Hawaii officials have shut down an area of water just off the southern coast of Maui after a kayaker was killed in an apparent shark attack there Monday.
It was the second such death in Maui this year, continuing a worrisome trend for Hawaii after a decade of relative quiet that has been disturbed by an increase in shark attacks over the last two years.
On Monday, Patrick A. Briney, 57, of Stevenson, Wash., was fishing and kayaking with a friend somewhere between Maui and the tiny island of Molokini -- which is about 2 1/2 miles off Maui’s south shore -- when his friend heard him cry out, according to the Maui County Police Department.
The friend paddled to Briney and found him bleeding profusely from an apparent shark bite on his right leg, police said.
Unable to stop the bleeding, the pair sought help from a chartered snorkeling boat, which took Briney to a boat ramp ashore, police said.
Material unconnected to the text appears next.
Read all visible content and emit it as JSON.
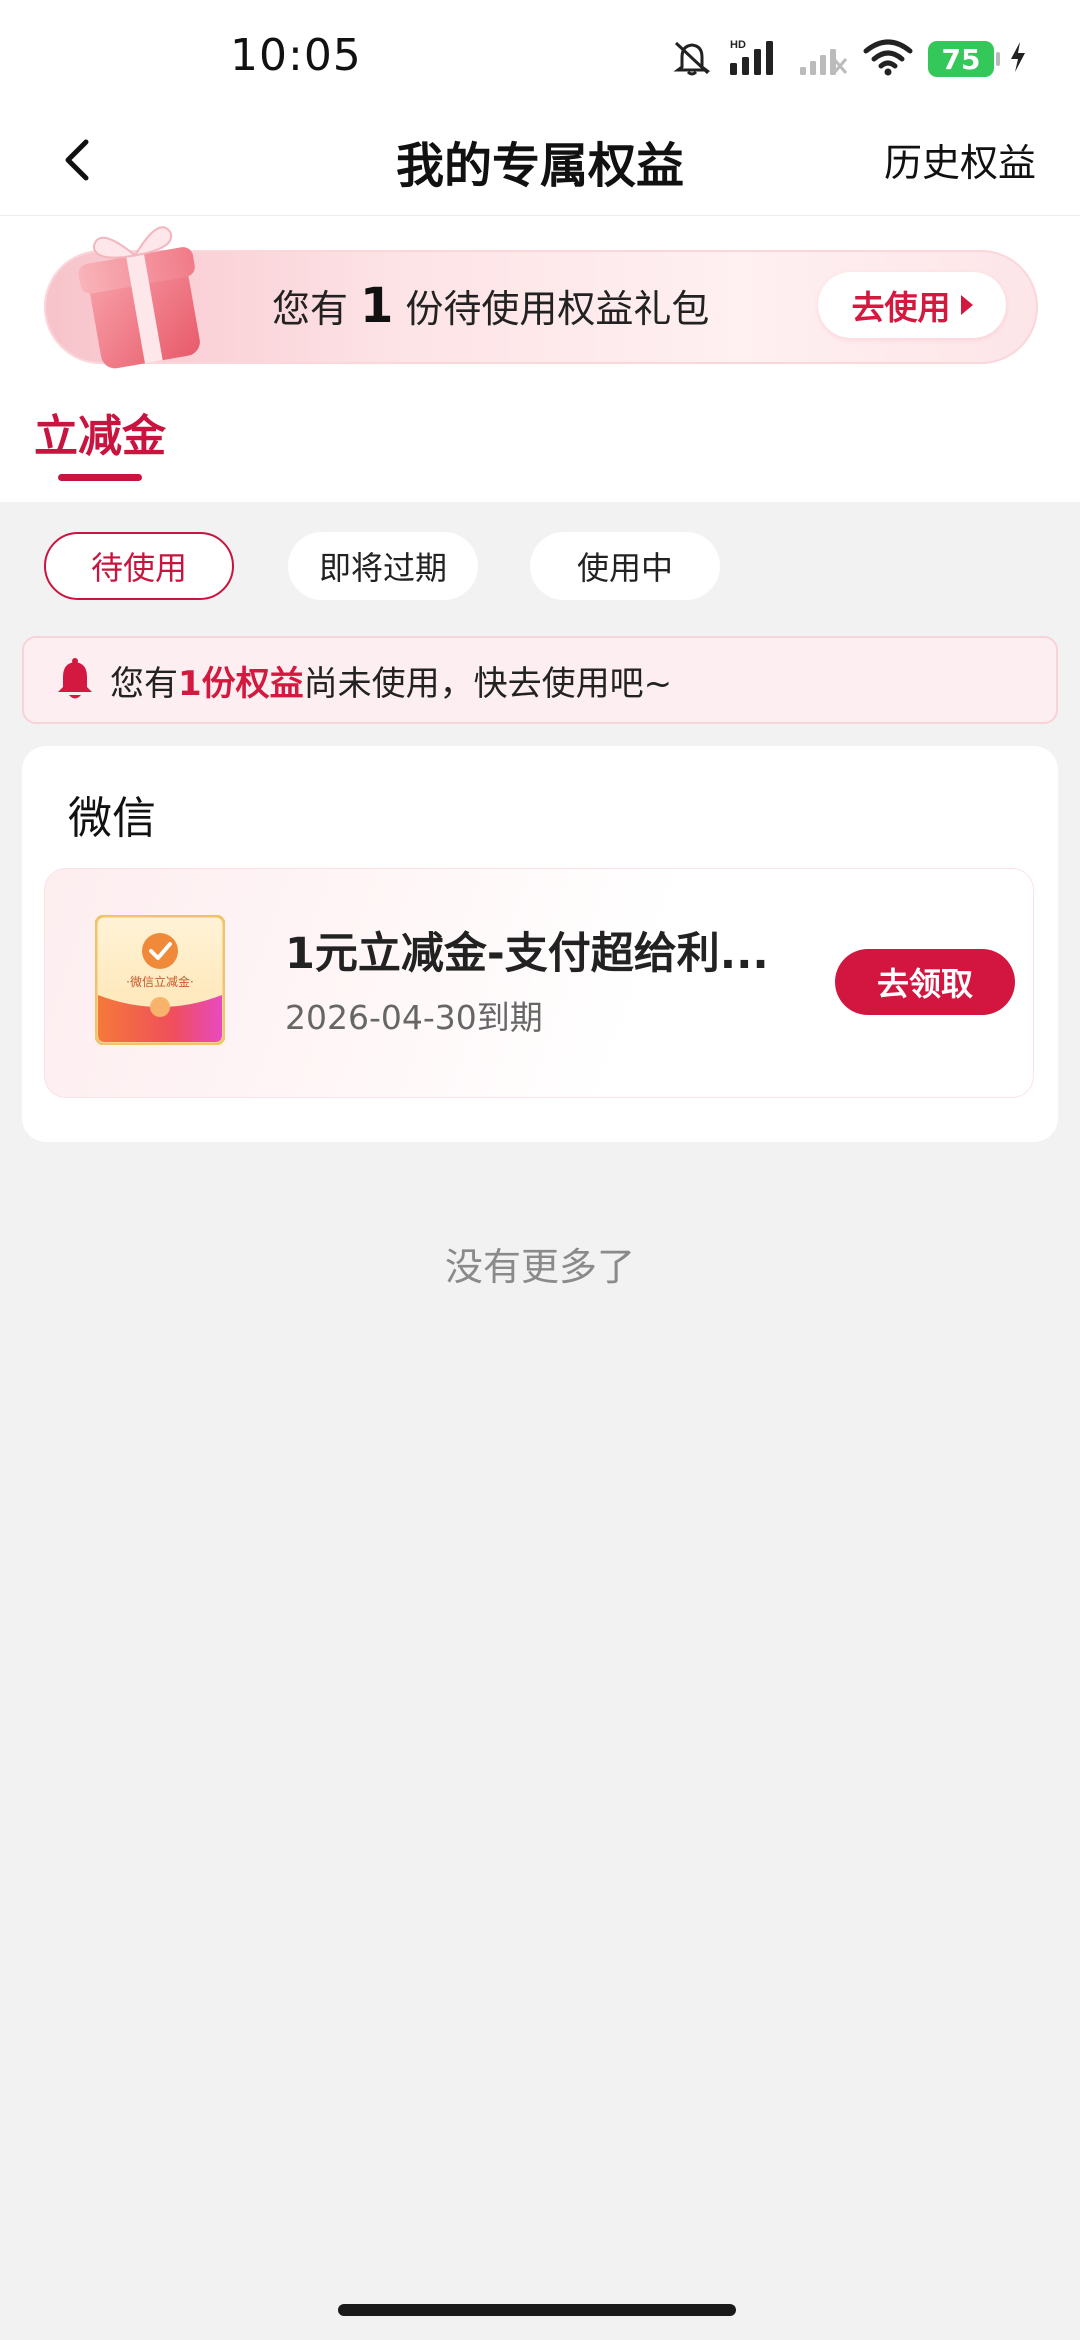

But Briney died before he could be taken to a hospital.
The state Department of Land and Natural Resources closed beaches in the surrounding area until further notice, officials said Tuesday.
The attack came three days after an unidentified woman was attacked (but survived) at Keawakapu Beach about five miles to the north, and four months after a German tourist died after her arm was bitten off while she was snorkeling.
The attacks represent the continuing escalation of a worrisome trend: There have been at least eight shark attacks around Maui in 2013, with 13 shark attacks overall reported around the state, according to state data and recent reports.
Attacks in Hawaii have risen sharply over the last two years compared with the last decade, when Hawaii saw only one fatality, in 2004.
2013’s tally of 13 exceeds the number of attacks reported in 2012 -- 10 -- which already represented a dramatic increase from the three or four attacks a year in 2009, 2010 and 2011, according to statistics maintained by the state of Hawaii and the Florida-based International Shark Attack File.
In 2013, Maui victims have been attacked while swimming, snorkeling, surfing, and now kayaking.
“We are not sure why these bites are occurring more frequently than normal, especially around Maui,” Hawaii Land and Natural Resources Director William Aila Jr. told the Associated Press. “That’s why we are conducting a two-year study of shark behavior around Maui that may give us better insights.”
Between 2001 and 2012, 477 shark attacks were reported in the U.S., with a majority (271) happening in Florida waters. Hawaii ranks second, with 52 attacks over the same period.